» Your assignment
Reproduce the material that follows exactly, with no line left out.

[Start of section]

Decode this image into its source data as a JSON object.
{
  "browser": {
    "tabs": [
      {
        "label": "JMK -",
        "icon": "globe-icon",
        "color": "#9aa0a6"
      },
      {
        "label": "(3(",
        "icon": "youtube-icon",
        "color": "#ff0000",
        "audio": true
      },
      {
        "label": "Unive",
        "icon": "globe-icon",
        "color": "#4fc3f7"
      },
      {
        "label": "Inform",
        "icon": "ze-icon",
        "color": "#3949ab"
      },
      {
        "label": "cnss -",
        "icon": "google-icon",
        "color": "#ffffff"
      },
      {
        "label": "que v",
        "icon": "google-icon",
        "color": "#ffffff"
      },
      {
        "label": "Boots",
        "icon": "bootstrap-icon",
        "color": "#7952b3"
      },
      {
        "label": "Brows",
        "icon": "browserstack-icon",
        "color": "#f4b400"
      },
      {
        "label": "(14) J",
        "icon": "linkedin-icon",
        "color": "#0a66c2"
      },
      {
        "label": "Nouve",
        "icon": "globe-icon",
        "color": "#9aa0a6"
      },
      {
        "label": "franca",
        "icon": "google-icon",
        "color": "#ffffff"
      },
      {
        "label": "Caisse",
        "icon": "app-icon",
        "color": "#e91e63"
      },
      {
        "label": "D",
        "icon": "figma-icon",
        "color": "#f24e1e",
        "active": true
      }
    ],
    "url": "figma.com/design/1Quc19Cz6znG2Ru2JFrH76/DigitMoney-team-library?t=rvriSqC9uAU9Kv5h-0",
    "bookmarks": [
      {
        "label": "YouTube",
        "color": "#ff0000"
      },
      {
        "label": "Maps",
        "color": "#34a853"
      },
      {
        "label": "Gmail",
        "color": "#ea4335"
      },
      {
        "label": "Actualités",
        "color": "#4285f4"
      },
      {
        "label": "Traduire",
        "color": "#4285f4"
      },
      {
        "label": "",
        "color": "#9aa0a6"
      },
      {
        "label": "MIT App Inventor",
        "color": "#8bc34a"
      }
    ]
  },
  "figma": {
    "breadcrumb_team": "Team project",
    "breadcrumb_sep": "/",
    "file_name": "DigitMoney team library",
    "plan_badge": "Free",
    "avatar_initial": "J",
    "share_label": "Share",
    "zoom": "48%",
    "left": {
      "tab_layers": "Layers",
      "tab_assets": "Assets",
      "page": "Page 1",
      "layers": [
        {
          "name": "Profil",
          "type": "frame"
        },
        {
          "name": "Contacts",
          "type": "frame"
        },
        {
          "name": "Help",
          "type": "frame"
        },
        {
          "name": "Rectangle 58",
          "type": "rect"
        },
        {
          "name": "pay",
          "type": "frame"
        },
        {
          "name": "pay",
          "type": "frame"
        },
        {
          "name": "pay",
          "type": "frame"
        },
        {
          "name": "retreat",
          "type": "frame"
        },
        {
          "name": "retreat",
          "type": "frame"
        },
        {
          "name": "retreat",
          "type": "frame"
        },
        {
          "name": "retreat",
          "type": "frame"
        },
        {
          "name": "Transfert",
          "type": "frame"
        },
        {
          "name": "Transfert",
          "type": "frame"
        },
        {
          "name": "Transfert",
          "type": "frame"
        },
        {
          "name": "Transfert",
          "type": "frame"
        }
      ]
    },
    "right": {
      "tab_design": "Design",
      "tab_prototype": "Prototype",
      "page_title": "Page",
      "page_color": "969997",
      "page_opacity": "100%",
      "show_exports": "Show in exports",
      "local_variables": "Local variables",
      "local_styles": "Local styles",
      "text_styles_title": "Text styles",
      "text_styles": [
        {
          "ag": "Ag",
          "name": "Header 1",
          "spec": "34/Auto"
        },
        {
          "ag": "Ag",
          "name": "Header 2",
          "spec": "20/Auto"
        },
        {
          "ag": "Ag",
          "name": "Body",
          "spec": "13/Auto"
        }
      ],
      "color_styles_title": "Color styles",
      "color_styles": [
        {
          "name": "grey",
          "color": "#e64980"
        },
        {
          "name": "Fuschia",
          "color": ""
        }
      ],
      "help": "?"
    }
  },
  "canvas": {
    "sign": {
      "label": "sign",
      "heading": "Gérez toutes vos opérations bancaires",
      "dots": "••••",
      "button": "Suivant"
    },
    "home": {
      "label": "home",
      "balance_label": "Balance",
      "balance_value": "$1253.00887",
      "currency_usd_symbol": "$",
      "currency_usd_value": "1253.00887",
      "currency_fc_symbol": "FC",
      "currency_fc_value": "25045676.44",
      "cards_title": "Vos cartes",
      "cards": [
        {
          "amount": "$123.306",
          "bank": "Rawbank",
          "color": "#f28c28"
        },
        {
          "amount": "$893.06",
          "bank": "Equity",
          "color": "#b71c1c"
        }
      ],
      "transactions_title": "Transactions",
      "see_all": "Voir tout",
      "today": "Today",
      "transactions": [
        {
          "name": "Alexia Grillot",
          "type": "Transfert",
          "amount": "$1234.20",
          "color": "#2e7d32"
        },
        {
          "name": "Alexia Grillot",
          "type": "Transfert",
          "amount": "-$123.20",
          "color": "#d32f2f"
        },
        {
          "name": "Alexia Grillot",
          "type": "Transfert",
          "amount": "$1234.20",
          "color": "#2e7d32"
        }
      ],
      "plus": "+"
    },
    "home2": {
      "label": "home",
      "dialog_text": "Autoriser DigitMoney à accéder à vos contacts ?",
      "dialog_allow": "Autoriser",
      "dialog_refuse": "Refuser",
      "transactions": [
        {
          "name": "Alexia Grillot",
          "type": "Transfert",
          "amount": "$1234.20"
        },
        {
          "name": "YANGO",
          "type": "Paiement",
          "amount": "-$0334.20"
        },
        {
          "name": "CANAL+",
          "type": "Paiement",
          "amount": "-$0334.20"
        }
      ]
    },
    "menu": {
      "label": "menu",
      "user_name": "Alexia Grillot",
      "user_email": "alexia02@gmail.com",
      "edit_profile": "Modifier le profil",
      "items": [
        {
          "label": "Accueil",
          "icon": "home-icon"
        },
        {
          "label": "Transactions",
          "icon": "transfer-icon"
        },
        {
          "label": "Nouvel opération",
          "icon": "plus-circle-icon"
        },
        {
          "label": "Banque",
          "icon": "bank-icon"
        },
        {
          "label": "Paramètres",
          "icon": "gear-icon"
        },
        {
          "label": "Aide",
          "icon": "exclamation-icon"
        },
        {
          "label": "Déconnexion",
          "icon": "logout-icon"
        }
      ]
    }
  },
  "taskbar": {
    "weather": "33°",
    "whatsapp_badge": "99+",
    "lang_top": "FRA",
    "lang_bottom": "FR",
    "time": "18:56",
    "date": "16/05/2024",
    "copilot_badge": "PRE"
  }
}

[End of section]

» Written reply
Decode this image into its source data as a JSON object.
{
  "browser": {
    "tabs": [
      {
        "label": "JMK -",
        "icon": "globe-icon",
        "color": "#9aa0a6"
      },
      {
        "label": "(3(",
        "icon": "youtube-icon",
        "color": "#ff0000",
        "audio": true
      },
      {
        "label": "Unive",
        "icon": "globe-icon",
        "color": "#4fc3f7"
      },
      {
        "label": "Inform",
        "icon": "ze-icon",
        "color": "#3949ab"
      },
      {
        "label": "cnss -",
        "icon": "google-icon",
        "color": "#ffffff"
      },
      {
        "label": "que v",
        "icon": "google-icon",
        "color": "#ffffff"
      },
      {
        "label": "Boots",
        "icon": "bootstrap-icon",
        "color": "#7952b3"
      },
      {
        "label": "Brows",
        "icon": "browserstack-icon",
        "color": "#f4b400"
      },
      {
        "label": "(14) J",
        "icon": "linkedin-icon",
        "color": "#0a66c2"
      },
      {
        "label": "Nouve",
        "icon": "globe-icon",
        "color": "#9aa0a6"
      },
      {
        "label": "franca",
        "icon": "google-icon",
        "color": "#ffffff"
      },
      {
        "label": "Caisse",
        "icon": "app-icon",
        "color": "#e91e63"
      },
      {
        "label": "D",
        "icon": "figma-icon",
        "color": "#f24e1e",
        "active": true
      }
    ],
    "url": "figma.com/design/1Quc19Cz6znG2Ru2JFrH76/DigitMoney-team-library?t=rvriSqC9uAU9Kv5h-0",
    "bookmarks": [
      {
        "label": "YouTube",
        "color": "#ff0000"
      },
      {
        "label": "Maps",
        "color": "#34a853"
      },
      {
        "label": "Gmail",
        "color": "#ea4335"
      },
      {
        "label": "Actualités",
        "color": "#4285f4"
      },
      {
        "label": "Traduire",
        "color": "#4285f4"
      },
      {
        "label": "",
        "color": "#9aa0a6"
      },
      {
        "label": "MIT App Inventor",
        "color": "#8bc34a"
      }
    ]
  },
  "figma": {
    "breadcrumb_team": "Team project",
    "breadcrumb_sep": "/",
    "file_name": "DigitMoney team library",
    "plan_badge": "Free",
    "avatar_initial": "J",
    "share_label": "Share",
    "zoom": "48%",
    "left": {
      "tab_layers": "Layers",
      "tab_assets": "Assets",
      "page": "Page 1",
      "layers": [
        {
          "name": "Profil",
          "type": "frame"
        },
        {
          "name": "Contacts",
          "type": "frame"
        },
        {
          "name": "Help",
          "type": "frame"
        },
        {
          "name": "Rectangle 58",
          "type": "rect"
        },
        {
          "name": "pay",
          "type": "frame"
        },
        {
          "name": "pay",
          "type": "frame"
        },
        {
          "name": "pay",
          "type": "frame"
        },
        {
          "name": "retreat",
          "type": "frame"
        },
        {
          "name": "retreat",
          "type": "frame"
        },
        {
          "name": "retreat",
          "type": "frame"
        },
        {
          "name": "retreat",
          "type": "frame"
        },
        {
          "name": "Transfert",
          "type": "frame"
        },
        {
          "name": "Transfert",
          "type": "frame"
        },
        {
          "name": "Transfert",
          "type": "frame"
        },
        {
          "name": "Transfert",
          "type": "frame"
        }
      ]
    },
    "right": {
      "tab_design": "Design",
      "tab_prototype": "Prototype",
      "page_title": "Page",
      "page_color": "969997",
      "page_opacity": "100%",
      "show_exports": "Show in exports",
      "local_variables": "Local variables",
      "local_styles": "Local styles",
      "text_styles_title": "Text styles",
      "text_styles": [
        {
          "ag": "Ag",
          "name": "Header 1",
          "spec": "34/Auto"
        },
        {
          "ag": "Ag",
          "name": "Header 2",
          "spec": "20/Auto"
        },
        {
          "ag": "Ag",
          "name": "Body",
          "spec": "13/Auto"
        }
      ],
      "color_styles_title": "Color styles",
      "color_styles": [
        {
          "name": "grey",
          "color": "#e64980"
        },
        {
          "name": "Fuschia",
          "color": ""
        }
      ],
      "help": "?"
    }
  },
  "canvas": {
    "sign": {
      "label": "sign",
      "heading": "Gérez toutes vos opérations bancaires",
      "dots": "••••",
      "button": "Suivant"
    },
    "home": {
      "label": "home",
      "balance_label": "Balance",
      "balance_value": "$1253.00887",
      "currency_usd_symbol": "$",
      "currency_usd_value": "1253.00887",
      "currency_fc_symbol": "FC",
      "currency_fc_value": "25045676.44",
      "cards_title": "Vos cartes",
      "cards": [
        {
          "amount": "$123.306",
          "bank": "Rawbank",
          "color": "#f28c28"
        },
        {
          "amount": "$893.06",
          "bank": "Equity",
          "color": "#b71c1c"
        }
      ],
      "transactions_title": "Transactions",
      "see_all": "Voir tout",
      "today": "Today",
      "transactions": [
        {
          "name": "Alexia Grillot",
          "type": "Transfert",
          "amount": "$1234.20",
          "color": "#2e7d32"
        },
        {
          "name": "Alexia Grillot",
          "type": "Transfert",
          "amount": "-$123.20",
          "color": "#d32f2f"
        },
        {
          "name": "Alexia Grillot",
          "type": "Transfert",
          "amount": "$1234.20",
          "color": "#2e7d32"
        }
      ],
      "plus": "+"
    },
    "home2": {
      "label": "home",
      "dialog_text": "Autoriser DigitMoney à accéder à vos contacts ?",
      "dialog_allow": "Autoriser",
      "dialog_refuse": "Refuser",
      "transactions": [
        {
          "name": "Alexia Grillot",
          "type": "Transfert",
          "amount": "$1234.20"
        },
        {
          "name": "YANGO",
          "type": "Paiement",
          "amount": "-$0334.20"
        },
        {
          "name": "CANAL+",
          "type": "Paiement",
          "amount": "-$0334.20"
        }
      ]
    },
    "menu": {
      "label": "menu",
      "user_name": "Alexia Grillot",
      "user_email": "alexia02@gmail.com",
      "edit_profile": "Modifier le profil",
      "items": [
        {
          "label": "Accueil",
          "icon": "home-icon"
        },
        {
          "label": "Transactions",
          "icon": "transfer-icon"
        },
        {
          "label": "Nouvel opération",
          "icon": "plus-circle-icon"
        },
        {
          "label": "Banque",
          "icon": "bank-icon"
        },
        {
          "label": "Paramètres",
          "icon": "gear-icon"
        },
        {
          "label": "Aide",
          "icon": "exclamation-icon"
        },
        {
          "label": "Déconnexion",
          "icon": "logout-icon"
        }
      ]
    }
  },
  "taskbar": {
    "weather": "33°",
    "whatsapp_badge": "99+",
    "lang_top": "FRA",
    "lang_bottom": "FR",
    "time": "18:56",
    "date": "16/05/2024",
    "copilot_badge": "PRE"
  }
}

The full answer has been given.